Chuck Doswell said...


Just for purposes of clarification: I'm definitely not opposed to increasing support for tornado science. Having a VORTEX-like field campaign in the southeast is what I believe to be a bad idea.

And I really object to the way this project was funded. This was a congressional forced boarding party to pirate funds for a pork barrel project. Yes, it's possible to take dirty money and do good things - I submit the NWC is an example of that. See:

But I think it's unethical to fund science this way, and scientists should be more concerned about the ethics of where their money comes from (as in the tobacco lobby, or the climate change deniers).

I would also suggest (and I'm not alone in this view) that it's way too soon after V2 for another big field campaign. We need new ideas and new technology that would fill in the gaps left by the two previous VORTEX projects.

I maintain there's no reason I know anything about to support the idea that near-storm environments in the southeast are unique to that region. Given the logical possibility that there IS a real difference, someone needs to do a careful study that shows the differences rigorously, and publish the findings in a refereed journal. And they have to be able to show that the differences would result in a real difference in the physics of storms between the regions.

If substantial differences between the regions existed and were unknown to science, then it would seem plausible to predict that severe storm forecasting in the southeast would be radically less effective than on the plains. Has anyone shown that the SPC is particularly inaccurate in their forecasts for severe storms in the southeast?

Garrett Fornea said...

I am personally worried about what this means for chasing and other traffic issues in the South. Here, we do occasionally see other chasers, but for now, we do not see those long lines of chaser convergence. If VORTEX thinks they can simply roll their 100-vehicle army into the woods of Mississippi, they've got another thing coming. And God help us if another errant TV show tries to follow them here.

Anonymous said...

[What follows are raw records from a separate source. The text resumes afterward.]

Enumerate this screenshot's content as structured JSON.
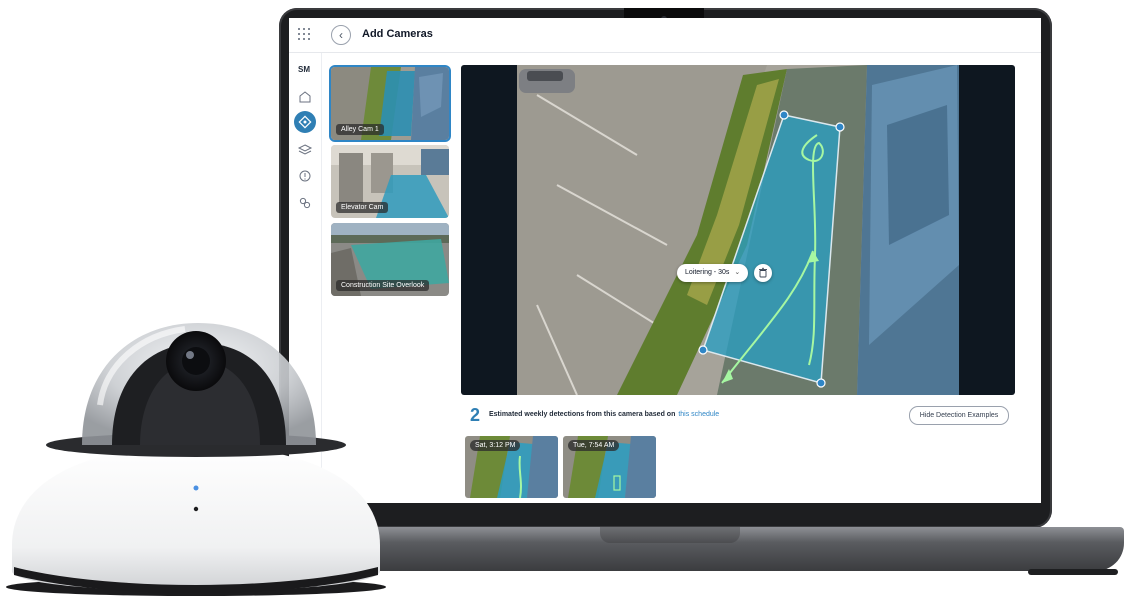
{
  "header": {
    "title": "Add Cameras"
  },
  "sidebar": {
    "user_initials": "SM",
    "items": [
      {
        "icon": "home-icon"
      },
      {
        "icon": "sites-icon",
        "active": true
      },
      {
        "icon": "layers-icon"
      },
      {
        "icon": "alert-icon"
      },
      {
        "icon": "integrations-icon"
      }
    ]
  },
  "cameras": [
    {
      "name": "Alley Cam 1",
      "selected": true
    },
    {
      "name": "Elevator Cam",
      "selected": false
    },
    {
      "name": "Construction Site Overlook",
      "selected": false
    }
  ],
  "zone": {
    "rule_label": "Loitering - 30s"
  },
  "detections": {
    "count": "2",
    "description": "Estimated weekly detections from this camera based on",
    "schedule_link": "this schedule",
    "hide_button": "Hide Detection Examples",
    "examples": [
      {
        "time": "Sat, 3:12 PM"
      },
      {
        "time": "Tue, 7:54 AM"
      }
    ]
  },
  "colors": {
    "accent": "#2f7fb4",
    "zone_fill": "#2a9dc2",
    "path_line": "#a6f7a2"
  }
}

Dan Lilledahl from Georgia said: Good comments Chuck. And agree with you Garrett Fornea...I live and work in the Atlanta metro area as a Meteorologist and I would loath to see the day chasers tried to converge on the Atlanta metro, with it's near-legendary traffic snarls. I think it is just plain silly to propose that there is some different kind of "meteorology" going on here in the deep south versus in the Midwest (where I grew up) and Central Plains in regards to tornado formation. I think the only plausible differences arise from awareness (getting alerts to people in rural areas especially), the time of day some unfortunate events occurred (Gainesville, GA way back on April 6, 1936, which killed 203 people, occured in the morning, for example), and visibility issues, albeit April 27, 2011 would take issue with that.

Anonymous said...

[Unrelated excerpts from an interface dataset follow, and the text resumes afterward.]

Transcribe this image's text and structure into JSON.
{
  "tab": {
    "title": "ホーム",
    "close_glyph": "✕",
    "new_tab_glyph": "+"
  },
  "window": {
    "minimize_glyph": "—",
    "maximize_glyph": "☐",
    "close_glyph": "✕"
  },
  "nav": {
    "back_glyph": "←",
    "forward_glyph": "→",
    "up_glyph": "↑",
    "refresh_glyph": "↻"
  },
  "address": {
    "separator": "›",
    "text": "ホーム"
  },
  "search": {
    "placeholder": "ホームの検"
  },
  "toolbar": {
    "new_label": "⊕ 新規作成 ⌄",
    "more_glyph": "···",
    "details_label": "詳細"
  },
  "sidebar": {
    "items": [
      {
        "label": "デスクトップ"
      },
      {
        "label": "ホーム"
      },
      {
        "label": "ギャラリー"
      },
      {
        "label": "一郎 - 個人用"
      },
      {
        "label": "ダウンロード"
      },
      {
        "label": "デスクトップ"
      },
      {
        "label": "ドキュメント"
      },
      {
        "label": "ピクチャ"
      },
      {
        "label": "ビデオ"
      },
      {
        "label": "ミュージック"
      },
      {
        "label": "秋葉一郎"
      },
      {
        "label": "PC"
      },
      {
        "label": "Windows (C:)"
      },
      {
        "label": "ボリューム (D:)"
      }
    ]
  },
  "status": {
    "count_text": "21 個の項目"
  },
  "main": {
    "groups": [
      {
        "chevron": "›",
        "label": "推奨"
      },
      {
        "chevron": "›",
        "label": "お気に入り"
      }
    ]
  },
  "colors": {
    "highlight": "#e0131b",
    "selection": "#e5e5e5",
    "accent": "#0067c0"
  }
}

From Dan Lilledahl from Georgia again...Chuck, I like your last sentence in your "Update" about the SPC and inaccuracies in severe storms forecasting for the southeast. I had a near front-row seat to April 27, 2011, and after combing through the SPC's archive of their forecast products (outlooks, mesoscale discussions, watches) for the event, they were VERY clear in their wording of how serious the event was turing out (verbage such as "historic", "classic" were bandied about).

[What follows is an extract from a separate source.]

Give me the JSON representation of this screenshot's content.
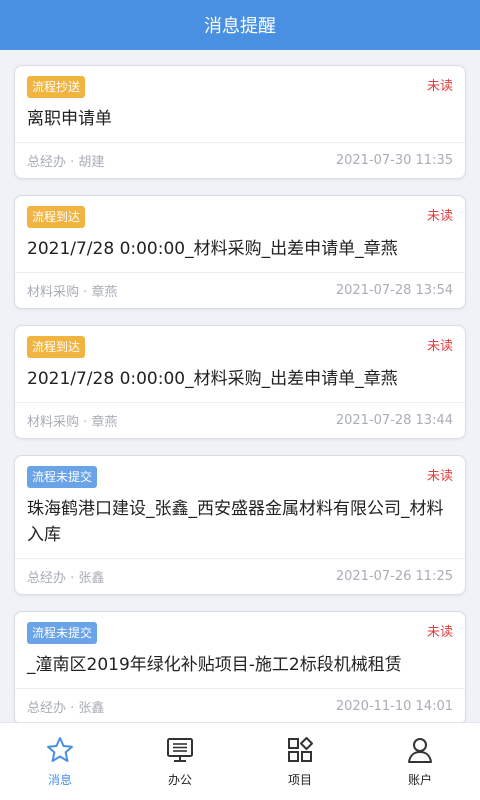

Jonathan Finch said...

Several years ago I prepared a tornado climatology for the BHM and HSV areas of responsibility. The results are at this link, at the top of the page. There is a well defined maximum over the last 10 days of March, with a general peak from March 11 to April 20. Of course, tornado days
are much more infrequent in the southeast than the plains, but you can get many in one day when an "outbreak" occurs.

Anonymous said...
This comment has been removed by a blog administrator.
Anonymous said...
This comment has been removed by a blog administrator.
Chuck Doswell said...
This comment has been removed by the author.
Chuck Doswell said...

Dan Lilledahl,

I'm deleting your last two comments. If you want to carry on a discussion with someone else making comments here, please make it relevant to the topic. For such things as link issues, I ask that you not use my blog for that.